The term ‘tobacco harm reduction’ does not have a single meaning that is accepted by all.
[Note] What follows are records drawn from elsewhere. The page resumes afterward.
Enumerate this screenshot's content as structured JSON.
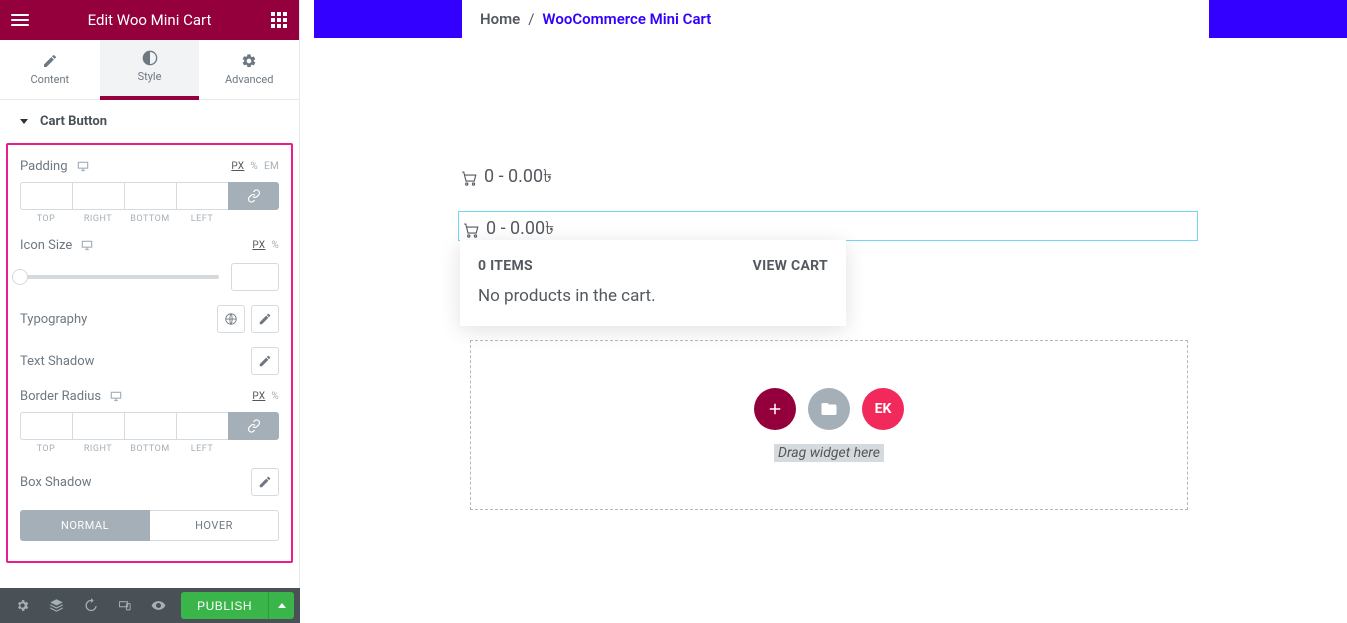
{
  "header": {
    "title": "Edit Woo Mini Cart"
  },
  "tabs": {
    "content": "Content",
    "style": "Style",
    "advanced": "Advanced"
  },
  "section": {
    "title": "Cart Button"
  },
  "controls": {
    "padding": {
      "label": "Padding",
      "units": [
        "PX",
        "%",
        "EM"
      ],
      "active_unit": "PX",
      "caps": [
        "TOP",
        "RIGHT",
        "BOTTOM",
        "LEFT"
      ]
    },
    "icon_size": {
      "label": "Icon Size",
      "units": [
        "PX",
        "%"
      ],
      "active_unit": "PX",
      "value": ""
    },
    "typography": {
      "label": "Typography"
    },
    "text_shadow": {
      "label": "Text Shadow"
    },
    "border_radius": {
      "label": "Border Radius",
      "units": [
        "PX",
        "%"
      ],
      "active_unit": "PX",
      "caps": [
        "TOP",
        "RIGHT",
        "BOTTOM",
        "LEFT"
      ]
    },
    "box_shadow": {
      "label": "Box Shadow"
    },
    "states": {
      "normal": "NORMAL",
      "hover": "HOVER"
    }
  },
  "footer": {
    "publish": "PUBLISH"
  },
  "breadcrumb": {
    "home": "Home",
    "sep": "/",
    "current": "WooCommerce Mini Cart"
  },
  "cart": {
    "display": "0 - 0.00৳",
    "items_label": "0 ITEMS",
    "view": "VIEW CART",
    "empty": "No products in the cart."
  },
  "dropzone": {
    "hint": "Drag widget here",
    "ek": "EK"
  }
}
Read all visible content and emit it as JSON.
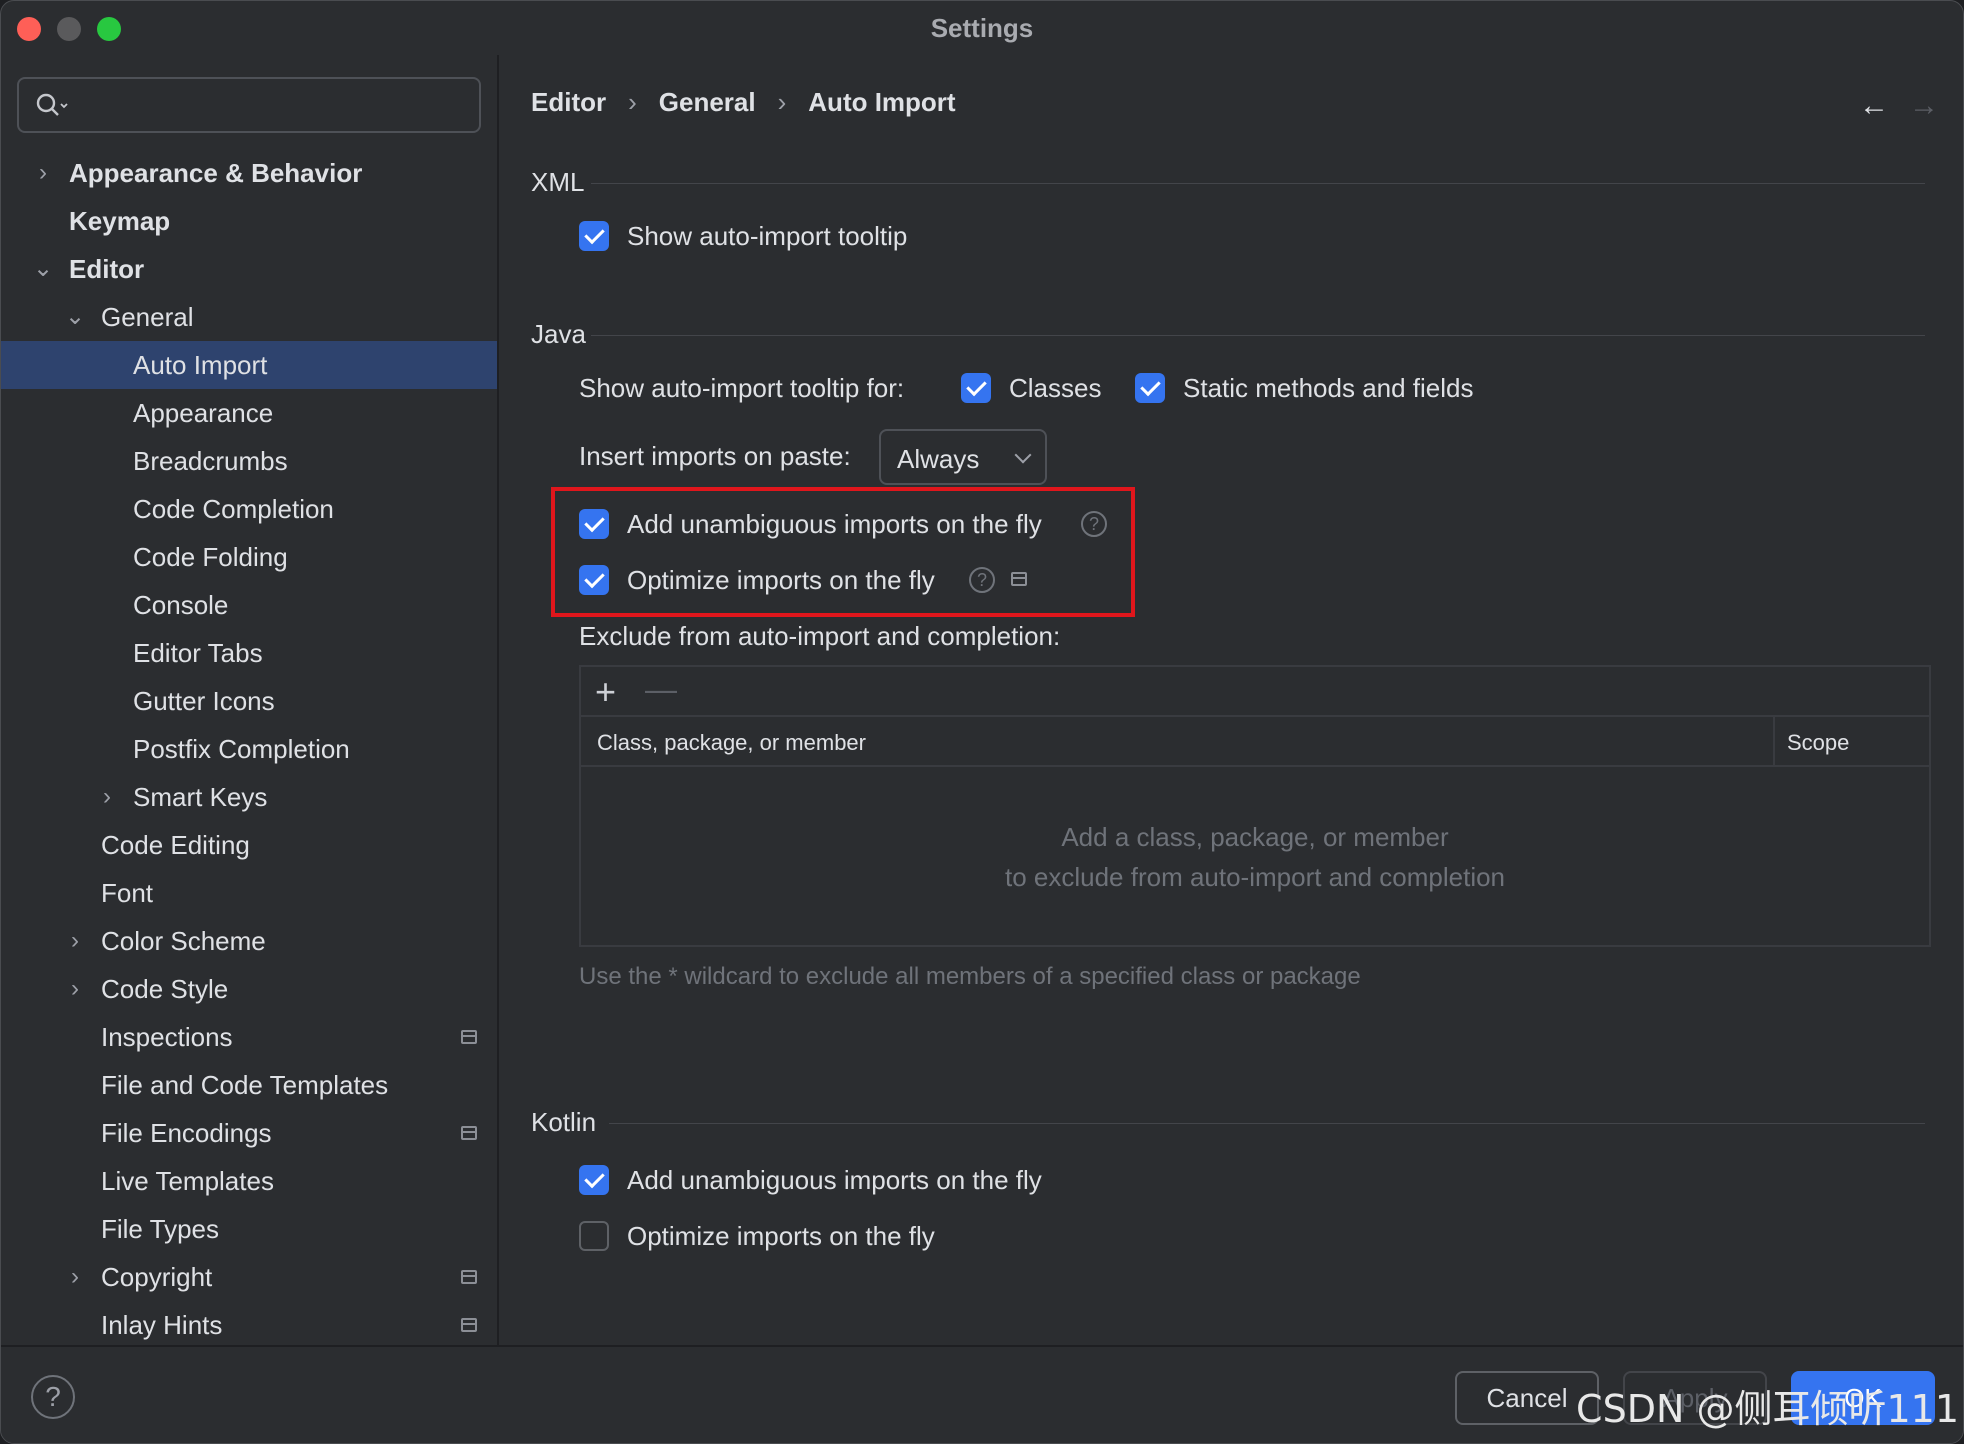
{
  "window": {
    "title": "Settings"
  },
  "search": {
    "value": ""
  },
  "sidebar": {
    "items": [
      {
        "label": "Appearance & Behavior"
      },
      {
        "label": "Keymap"
      },
      {
        "label": "Editor"
      },
      {
        "label": "General"
      },
      {
        "label": "Auto Import"
      },
      {
        "label": "Appearance"
      },
      {
        "label": "Breadcrumbs"
      },
      {
        "label": "Code Completion"
      },
      {
        "label": "Code Folding"
      },
      {
        "label": "Console"
      },
      {
        "label": "Editor Tabs"
      },
      {
        "label": "Gutter Icons"
      },
      {
        "label": "Postfix Completion"
      },
      {
        "label": "Smart Keys"
      },
      {
        "label": "Code Editing"
      },
      {
        "label": "Font"
      },
      {
        "label": "Color Scheme"
      },
      {
        "label": "Code Style"
      },
      {
        "label": "Inspections"
      },
      {
        "label": "File and Code Templates"
      },
      {
        "label": "File Encodings"
      },
      {
        "label": "Live Templates"
      },
      {
        "label": "File Types"
      },
      {
        "label": "Copyright"
      },
      {
        "label": "Inlay Hints"
      }
    ]
  },
  "breadcrumb": {
    "items": [
      "Editor",
      "General",
      "Auto Import"
    ],
    "separator": "›"
  },
  "nav": {
    "back": "←",
    "forward": "→"
  },
  "xml": {
    "title": "XML",
    "show_tooltip": {
      "label": "Show auto-import tooltip",
      "checked": true
    }
  },
  "java": {
    "title": "Java",
    "tooltip_for_label": "Show auto-import tooltip for:",
    "classes": {
      "label": "Classes",
      "checked": true
    },
    "static": {
      "label": "Static methods and fields",
      "checked": true
    },
    "insert_label": "Insert imports on paste:",
    "insert_value": "Always",
    "add_unambiguous": {
      "label": "Add unambiguous imports on the fly",
      "checked": true
    },
    "optimize": {
      "label": "Optimize imports on the fly",
      "checked": true
    },
    "exclude_label": "Exclude from auto-import and completion:",
    "table": {
      "add": "+",
      "remove": "—",
      "col_class": "Class, package, or member",
      "col_scope": "Scope",
      "empty_line1": "Add a class, package, or member",
      "empty_line2": "to exclude from auto-import and completion"
    },
    "hint": "Use the * wildcard to exclude all members of a specified class or package"
  },
  "kotlin": {
    "title": "Kotlin",
    "add_unambiguous": {
      "label": "Add unambiguous imports on the fly",
      "checked": true
    },
    "optimize": {
      "label": "Optimize imports on the fly",
      "checked": false
    }
  },
  "footer": {
    "help": "?",
    "cancel": "Cancel",
    "apply": "Apply",
    "ok": "OK"
  },
  "watermark": "CSDN @侧耳倾听111",
  "colors": {
    "accent": "#3574f0",
    "selection": "#2e436e",
    "highlight_border": "#e0161c"
  }
}
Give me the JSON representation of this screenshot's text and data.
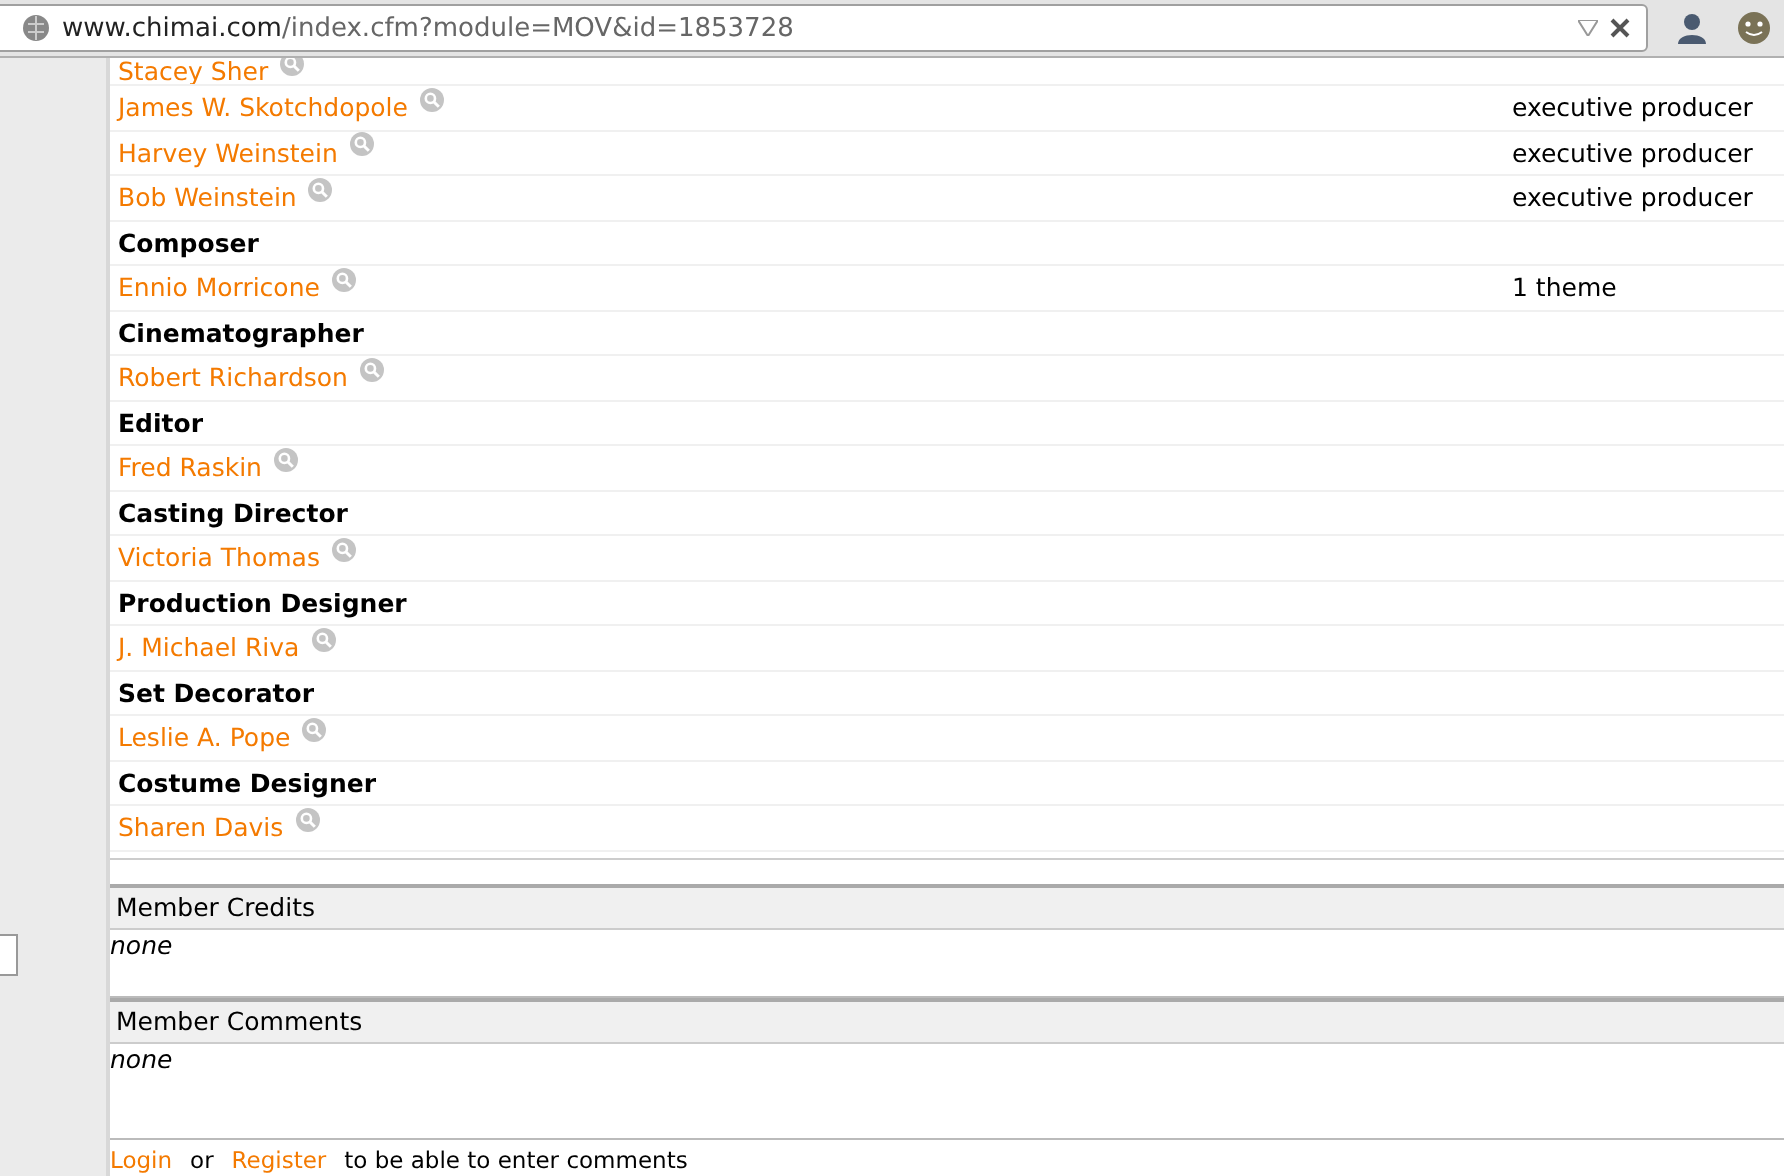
{
  "address_bar": {
    "url_domain": "www.chimai.com",
    "url_path": "/index.cfm?module=MOV&id=1853728"
  },
  "credits": [
    {
      "kind": "person",
      "name": "Stacey Sher"
    },
    {
      "kind": "person",
      "name": "James W. Skotchdopole",
      "role": "executive producer"
    },
    {
      "kind": "person",
      "name": "Harvey Weinstein",
      "role": "executive producer"
    },
    {
      "kind": "person",
      "name": "Bob Weinstein",
      "role": "executive producer"
    },
    {
      "kind": "heading",
      "name": "Composer"
    },
    {
      "kind": "person",
      "name": "Ennio Morricone",
      "role": "1 theme"
    },
    {
      "kind": "heading",
      "name": "Cinematographer"
    },
    {
      "kind": "person",
      "name": "Robert Richardson"
    },
    {
      "kind": "heading",
      "name": "Editor"
    },
    {
      "kind": "person",
      "name": "Fred Raskin"
    },
    {
      "kind": "heading",
      "name": "Casting Director"
    },
    {
      "kind": "person",
      "name": "Victoria Thomas"
    },
    {
      "kind": "heading",
      "name": "Production Designer"
    },
    {
      "kind": "person",
      "name": "J. Michael Riva"
    },
    {
      "kind": "heading",
      "name": "Set Decorator"
    },
    {
      "kind": "person",
      "name": "Leslie A. Pope"
    },
    {
      "kind": "heading",
      "name": "Costume Designer"
    },
    {
      "kind": "person",
      "name": "Sharen Davis"
    }
  ],
  "sections": [
    {
      "title": "Member Credits",
      "body": "none"
    },
    {
      "title": "Member Comments",
      "body": "none"
    }
  ],
  "footer": {
    "login": "Login",
    "or": "or",
    "register": "Register",
    "rest": "to be able to enter comments"
  }
}
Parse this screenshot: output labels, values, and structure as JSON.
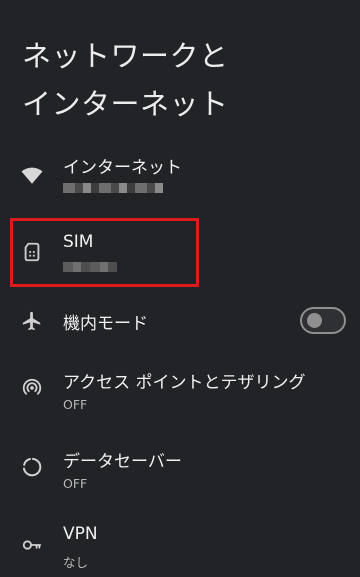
{
  "page": {
    "title_line1": "ネットワークと",
    "title_line2": "インターネット"
  },
  "items": [
    {
      "title": "インターネット",
      "subtitle": "",
      "icon": "wifi-icon"
    },
    {
      "title": "SIM",
      "subtitle": "",
      "icon": "sim-card-icon"
    },
    {
      "title": "機内モード",
      "subtitle": "",
      "icon": "airplane-icon",
      "toggle_on": false
    },
    {
      "title": "アクセス ポイントとテザリング",
      "subtitle": "OFF",
      "icon": "hotspot-icon"
    },
    {
      "title": "データセーバー",
      "subtitle": "OFF",
      "icon": "data-saver-icon"
    },
    {
      "title": "VPN",
      "subtitle": "なし",
      "icon": "vpn-key-icon"
    }
  ],
  "colors": {
    "background": "#222326",
    "highlight_border": "#e0191b"
  }
}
To the majority of public health policy makers, it means urging people not to start using tobacco products or to quit if they do. The US Institute of Medicine (IOM) defines it as “minimizing harms and decreasing total morbidity and mortality without completely eliminating tobacco and nicotine use”. The IOM concept is gaining acceptance among a section of the public health community who believe it an important addition to current smoking prevention and cessation efforts.
Our approach is to pursue the research, development and test marketing of innovative tobacco products that will have consumer acceptability and will be recognised by scientific and public health communities and regulators as posing reduced risks to health.
Our 2009 goals
We will strive to bring commercially viable, consumer acceptable reduced-risk products to market.
We will continue to develop and validate scientifically meaningful measurements for exposure to tobacco smoke toxicants and to investigate how we might measure potential harm;
We will conduct our first clinical study by end 2009 of a combustible prototype product that in smoking machine tests produces lower levels of certain smoke toxicants compared to conventional cigarettes;
We will continue to work with our External Scientific Panel to help inform our scientific research programme;
We will continue to present our scientific research at international conferences and publish it in peer-reviewed journals;
We will continue with two snus test markets where snus was not an existing category and aim to expand to a further test market during 2010; and
We will continue to engage with regulators and scientific, medical and public health stakeholders on the potential contribution snus could make in reducing the overall public health impact of tobacco use.